The entries below should be quoted exactly, with no pictures carried over.
Top of DATA FOR REVIEW
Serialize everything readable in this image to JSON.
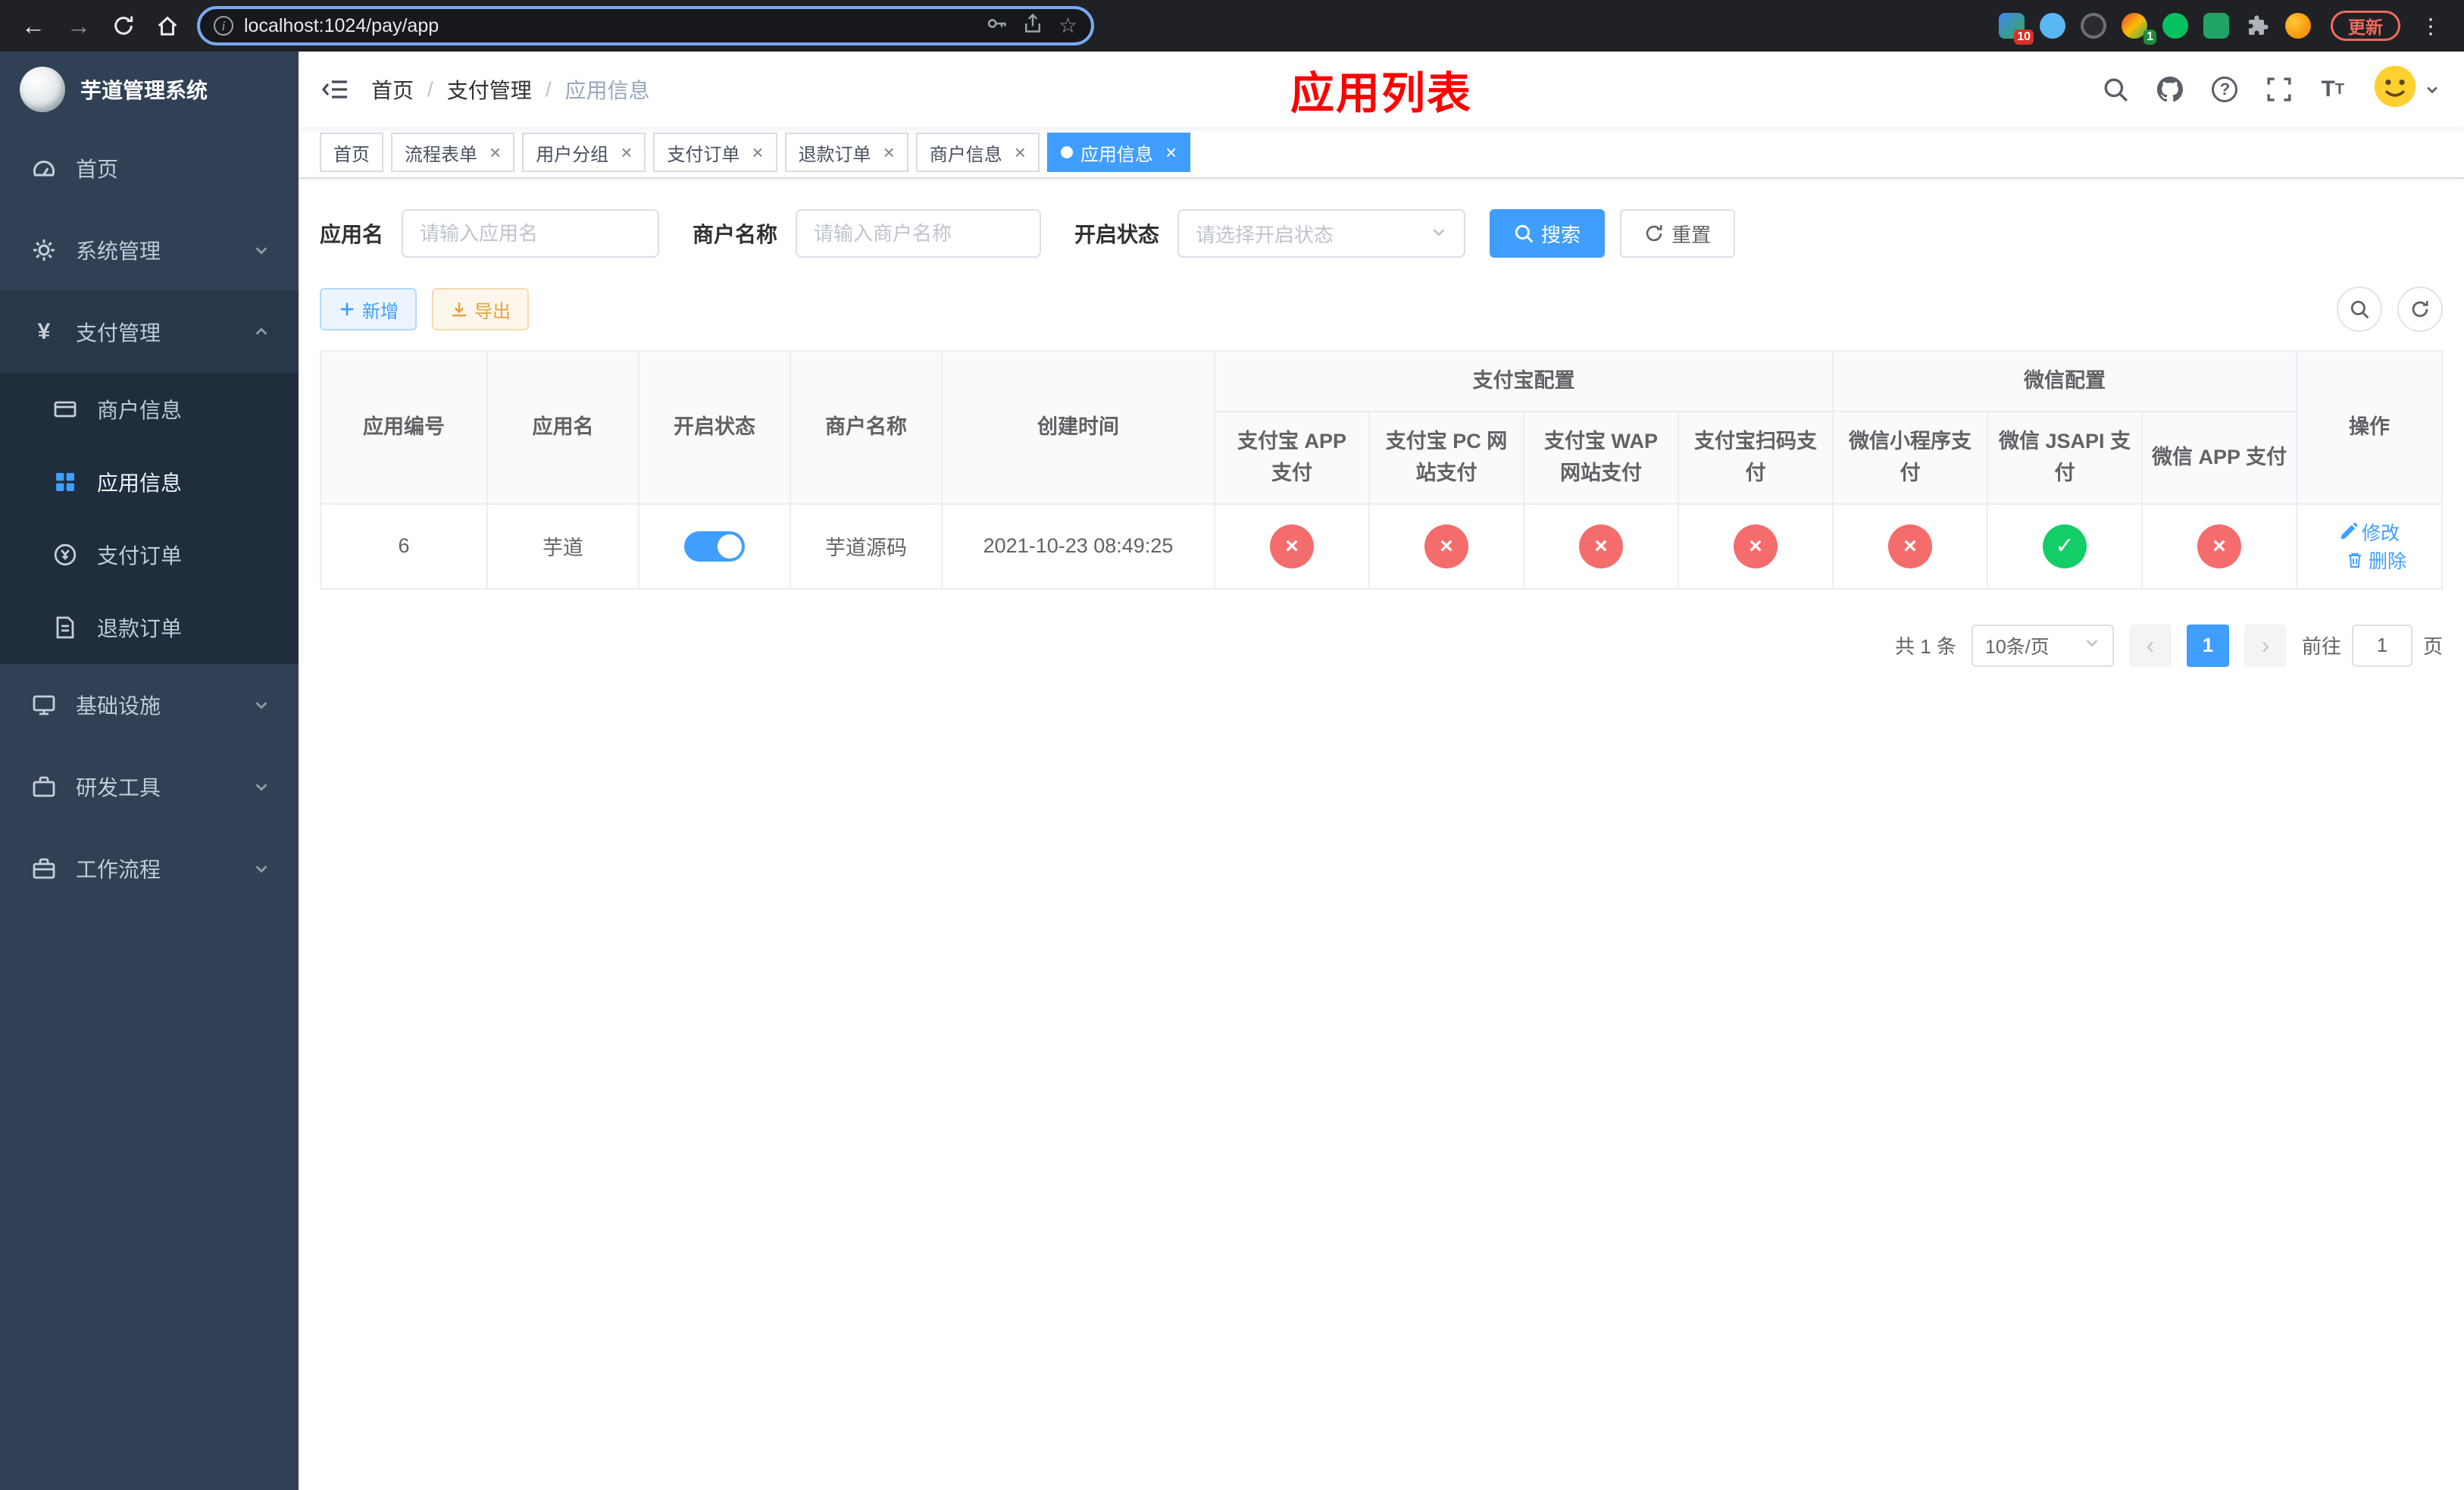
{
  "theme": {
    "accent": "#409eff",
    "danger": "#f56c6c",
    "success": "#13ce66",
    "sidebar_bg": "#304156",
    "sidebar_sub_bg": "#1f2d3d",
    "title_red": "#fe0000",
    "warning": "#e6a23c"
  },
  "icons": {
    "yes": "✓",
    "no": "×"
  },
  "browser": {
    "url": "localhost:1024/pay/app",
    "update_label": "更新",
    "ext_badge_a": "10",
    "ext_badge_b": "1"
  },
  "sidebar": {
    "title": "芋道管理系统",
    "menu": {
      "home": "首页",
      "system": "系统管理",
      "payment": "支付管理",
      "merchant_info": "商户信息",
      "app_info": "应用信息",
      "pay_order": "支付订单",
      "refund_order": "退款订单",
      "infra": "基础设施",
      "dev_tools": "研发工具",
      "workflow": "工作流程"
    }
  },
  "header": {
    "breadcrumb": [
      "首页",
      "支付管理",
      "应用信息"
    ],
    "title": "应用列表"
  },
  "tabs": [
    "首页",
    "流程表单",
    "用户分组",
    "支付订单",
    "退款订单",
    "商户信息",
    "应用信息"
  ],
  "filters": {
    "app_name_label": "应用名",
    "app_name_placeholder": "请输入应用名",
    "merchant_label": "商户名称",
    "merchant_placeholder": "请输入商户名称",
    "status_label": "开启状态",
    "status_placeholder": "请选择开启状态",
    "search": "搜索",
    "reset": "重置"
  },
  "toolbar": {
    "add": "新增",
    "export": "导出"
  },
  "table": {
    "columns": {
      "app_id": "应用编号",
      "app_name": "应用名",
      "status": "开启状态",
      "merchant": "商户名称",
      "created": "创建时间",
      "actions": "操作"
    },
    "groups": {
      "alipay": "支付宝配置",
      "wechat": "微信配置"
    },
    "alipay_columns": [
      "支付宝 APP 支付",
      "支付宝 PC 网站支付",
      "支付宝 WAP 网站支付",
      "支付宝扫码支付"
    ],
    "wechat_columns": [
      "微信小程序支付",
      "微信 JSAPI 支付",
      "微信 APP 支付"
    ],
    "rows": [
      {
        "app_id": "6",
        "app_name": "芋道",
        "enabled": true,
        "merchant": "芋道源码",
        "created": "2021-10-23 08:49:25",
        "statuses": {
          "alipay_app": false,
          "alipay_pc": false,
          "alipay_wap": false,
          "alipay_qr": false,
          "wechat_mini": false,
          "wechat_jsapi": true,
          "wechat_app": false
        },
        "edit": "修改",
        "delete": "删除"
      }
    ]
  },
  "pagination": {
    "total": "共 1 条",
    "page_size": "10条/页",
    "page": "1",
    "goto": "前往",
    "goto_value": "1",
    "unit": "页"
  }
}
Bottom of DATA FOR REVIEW
* _ANSWER TO THIS PROBLEM_
Serialize everything readable in this image to JSON.
{
  "theme": {
    "accent": "#409eff",
    "danger": "#f56c6c",
    "success": "#13ce66",
    "sidebar_bg": "#304156",
    "sidebar_sub_bg": "#1f2d3d",
    "title_red": "#fe0000",
    "warning": "#e6a23c"
  },
  "icons": {
    "yes": "✓",
    "no": "×"
  },
  "browser": {
    "url": "localhost:1024/pay/app",
    "update_label": "更新",
    "ext_badge_a": "10",
    "ext_badge_b": "1"
  },
  "sidebar": {
    "title": "芋道管理系统",
    "menu": {
      "home": "首页",
      "system": "系统管理",
      "payment": "支付管理",
      "merchant_info": "商户信息",
      "app_info": "应用信息",
      "pay_order": "支付订单",
      "refund_order": "退款订单",
      "infra": "基础设施",
      "dev_tools": "研发工具",
      "workflow": "工作流程"
    }
  },
  "header": {
    "breadcrumb": [
      "首页",
      "支付管理",
      "应用信息"
    ],
    "title": "应用列表"
  },
  "tabs": [
    "首页",
    "流程表单",
    "用户分组",
    "支付订单",
    "退款订单",
    "商户信息",
    "应用信息"
  ],
  "filters": {
    "app_name_label": "应用名",
    "app_name_placeholder": "请输入应用名",
    "merchant_label": "商户名称",
    "merchant_placeholder": "请输入商户名称",
    "status_label": "开启状态",
    "status_placeholder": "请选择开启状态",
    "search": "搜索",
    "reset": "重置"
  },
  "toolbar": {
    "add": "新增",
    "export": "导出"
  },
  "table": {
    "columns": {
      "app_id": "应用编号",
      "app_name": "应用名",
      "status": "开启状态",
      "merchant": "商户名称",
      "created": "创建时间",
      "actions": "操作"
    },
    "groups": {
      "alipay": "支付宝配置",
      "wechat": "微信配置"
    },
    "alipay_columns": [
      "支付宝 APP 支付",
      "支付宝 PC 网站支付",
      "支付宝 WAP 网站支付",
      "支付宝扫码支付"
    ],
    "wechat_columns": [
      "微信小程序支付",
      "微信 JSAPI 支付",
      "微信 APP 支付"
    ],
    "rows": [
      {
        "app_id": "6",
        "app_name": "芋道",
        "enabled": true,
        "merchant": "芋道源码",
        "created": "2021-10-23 08:49:25",
        "statuses": {
          "alipay_app": false,
          "alipay_pc": false,
          "alipay_wap": false,
          "alipay_qr": false,
          "wechat_mini": false,
          "wechat_jsapi": true,
          "wechat_app": false
        },
        "edit": "修改",
        "delete": "删除"
      }
    ]
  },
  "pagination": {
    "total": "共 1 条",
    "page_size": "10条/页",
    "page": "1",
    "goto": "前往",
    "goto_value": "1",
    "unit": "页"
  }
}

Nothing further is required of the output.